Please report every line in the material below where the word "this" is found.
[[ DATA EXCERPTS, beginning ]]
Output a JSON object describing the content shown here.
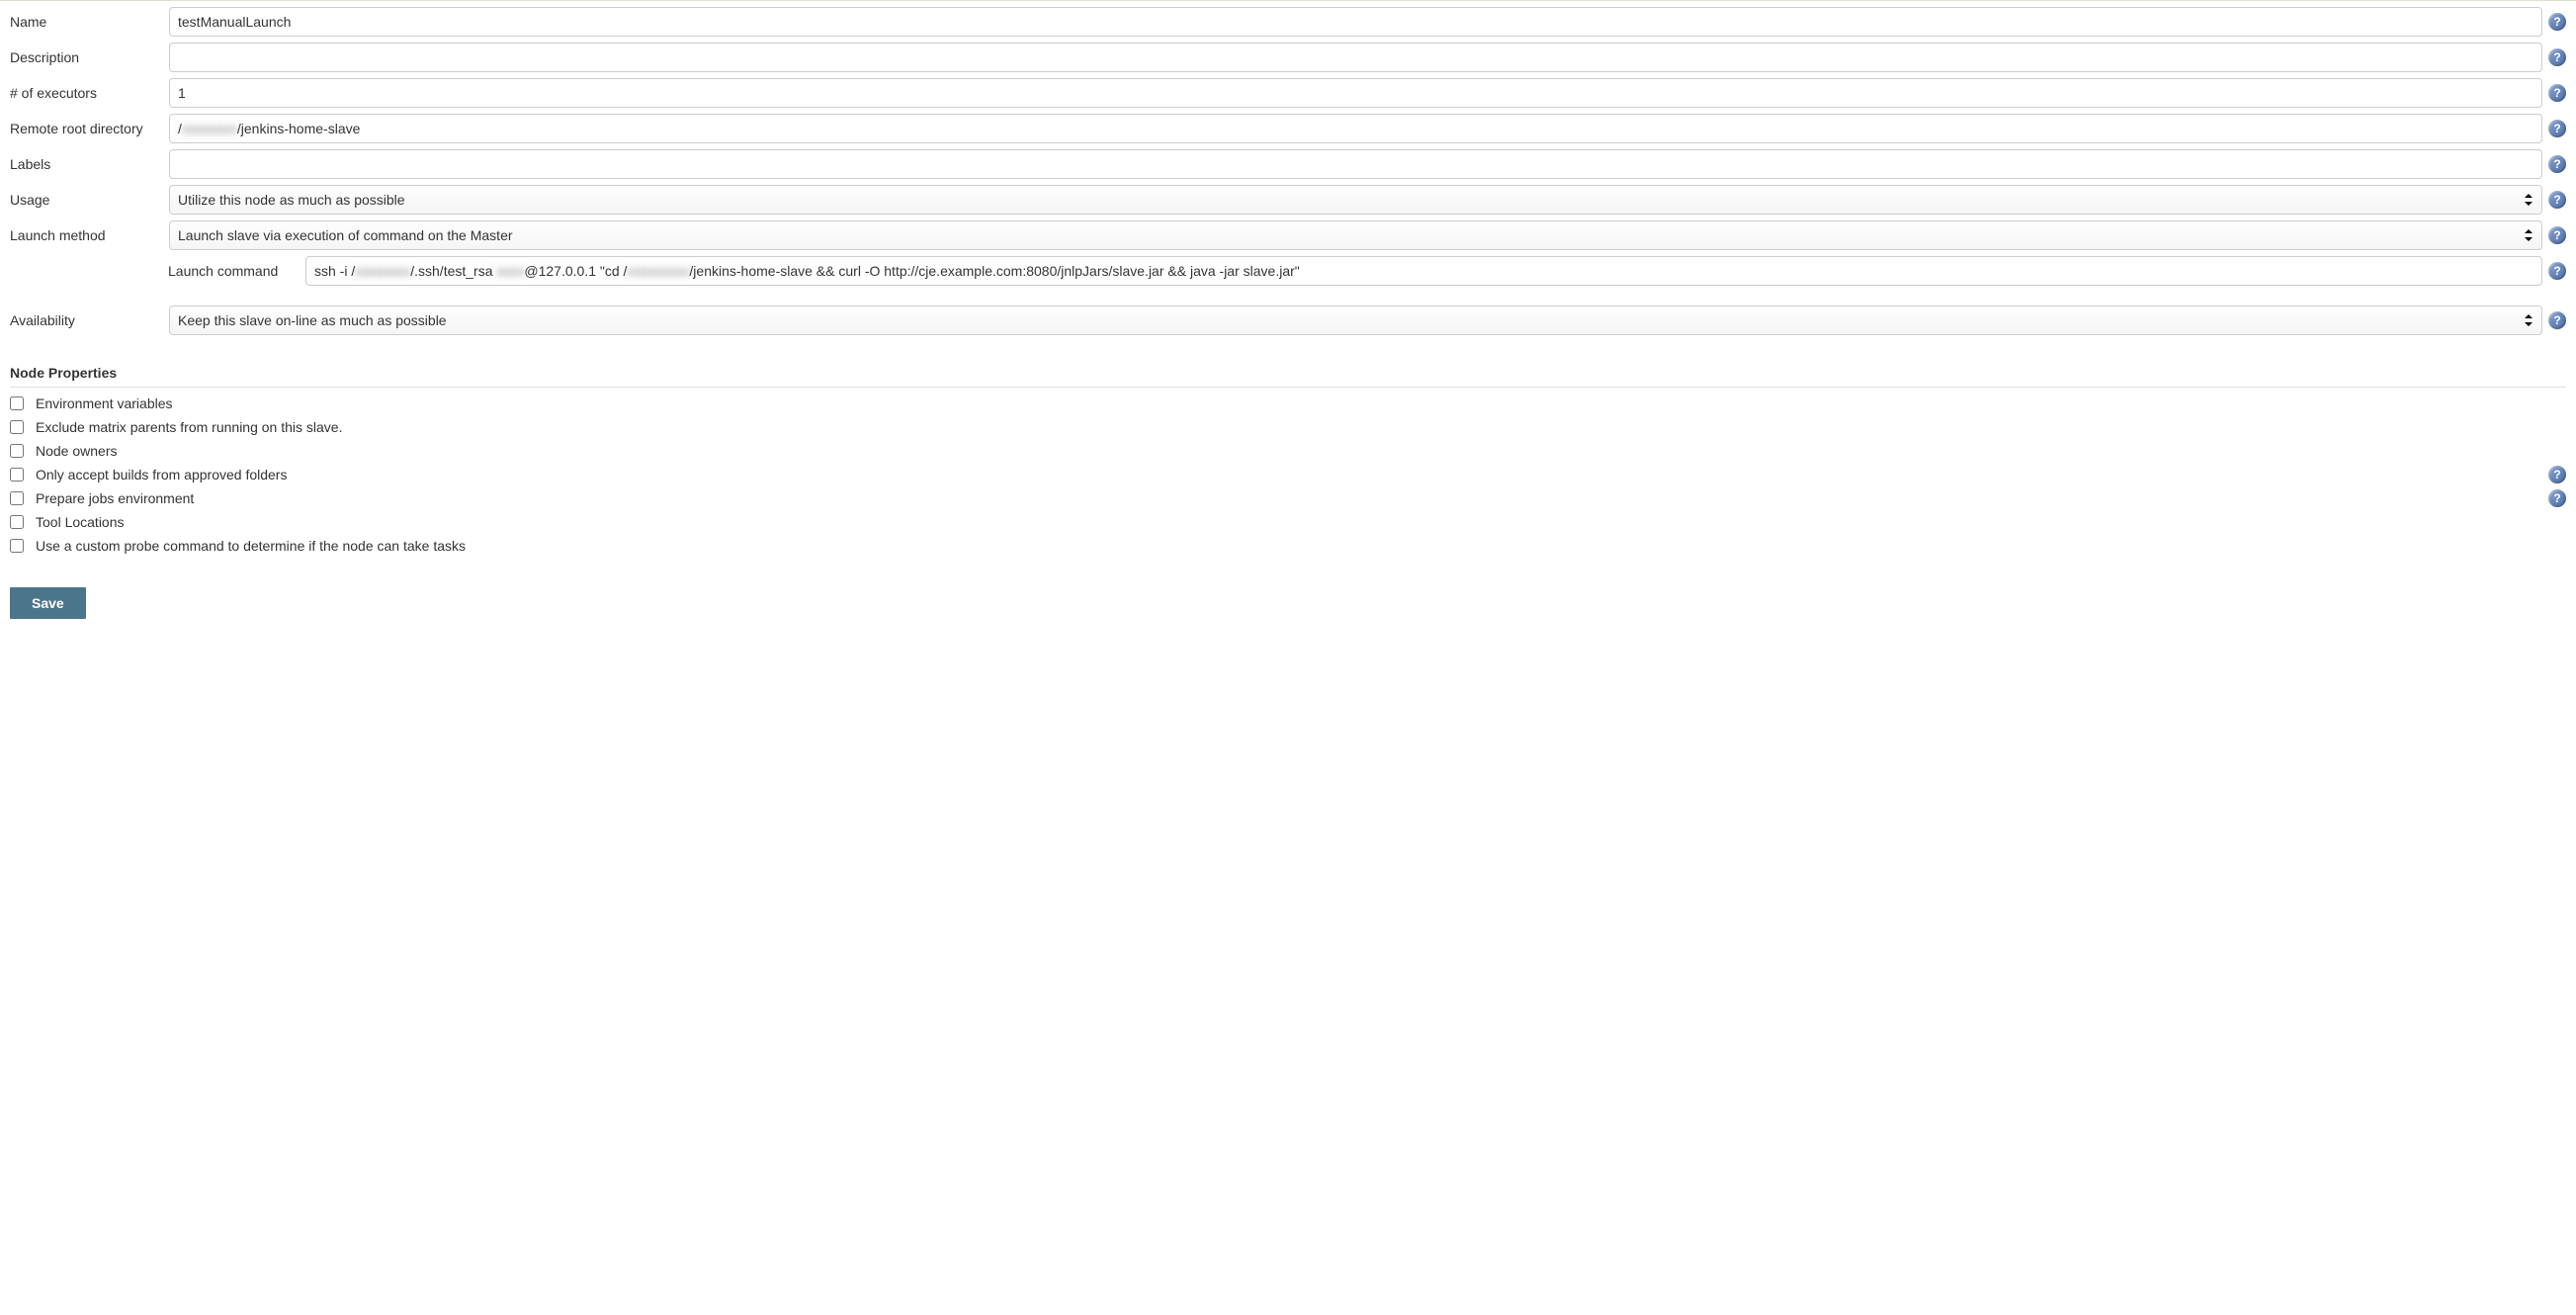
{
  "fields": {
    "name_label": "Name",
    "name_value": "testManualLaunch",
    "description_label": "Description",
    "description_value": "",
    "executors_label": "# of executors",
    "executors_value": "1",
    "remote_root_label": "Remote root directory",
    "remote_root_prefix": "/",
    "remote_root_blur": "xxxxxxxx",
    "remote_root_suffix": "/jenkins-home-slave",
    "labels_label": "Labels",
    "labels_value": "",
    "usage_label": "Usage",
    "usage_value": "Utilize this node as much as possible",
    "launch_method_label": "Launch method",
    "launch_method_value": "Launch slave via execution of command on the Master",
    "launch_command_label": "Launch command",
    "launch_command_p1": "ssh -i /",
    "launch_command_blur1": "xxxxxxxx",
    "launch_command_p2": "/.ssh/test_rsa ",
    "launch_command_blur2": "xxxx",
    "launch_command_p3": "@127.0.0.1 \"cd /",
    "launch_command_blur3": "xxxxxxxxx",
    "launch_command_p4": "/jenkins-home-slave && curl -O http://cje.example.com:8080/jnlpJars/slave.jar && java -jar slave.jar\"",
    "availability_label": "Availability",
    "availability_value": "Keep this slave on-line as much as possible"
  },
  "node_properties": {
    "header": "Node Properties",
    "items": [
      {
        "label": "Environment variables",
        "help": false
      },
      {
        "label": "Exclude matrix parents from running on this slave.",
        "help": false
      },
      {
        "label": "Node owners",
        "help": false
      },
      {
        "label": "Only accept builds from approved folders",
        "help": true
      },
      {
        "label": "Prepare jobs environment",
        "help": true
      },
      {
        "label": "Tool Locations",
        "help": false
      },
      {
        "label": "Use a custom probe command to determine if the node can take tasks",
        "help": false
      }
    ]
  },
  "buttons": {
    "save_label": "Save"
  }
}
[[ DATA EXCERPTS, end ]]
## [EXERCISE ANSWER]
    "usage_value": "Utilize this node as much as possible",
    "availability_value": "Keep this slave on-line as much as possible"
        "label": "Exclude matrix parents from running on this slave.",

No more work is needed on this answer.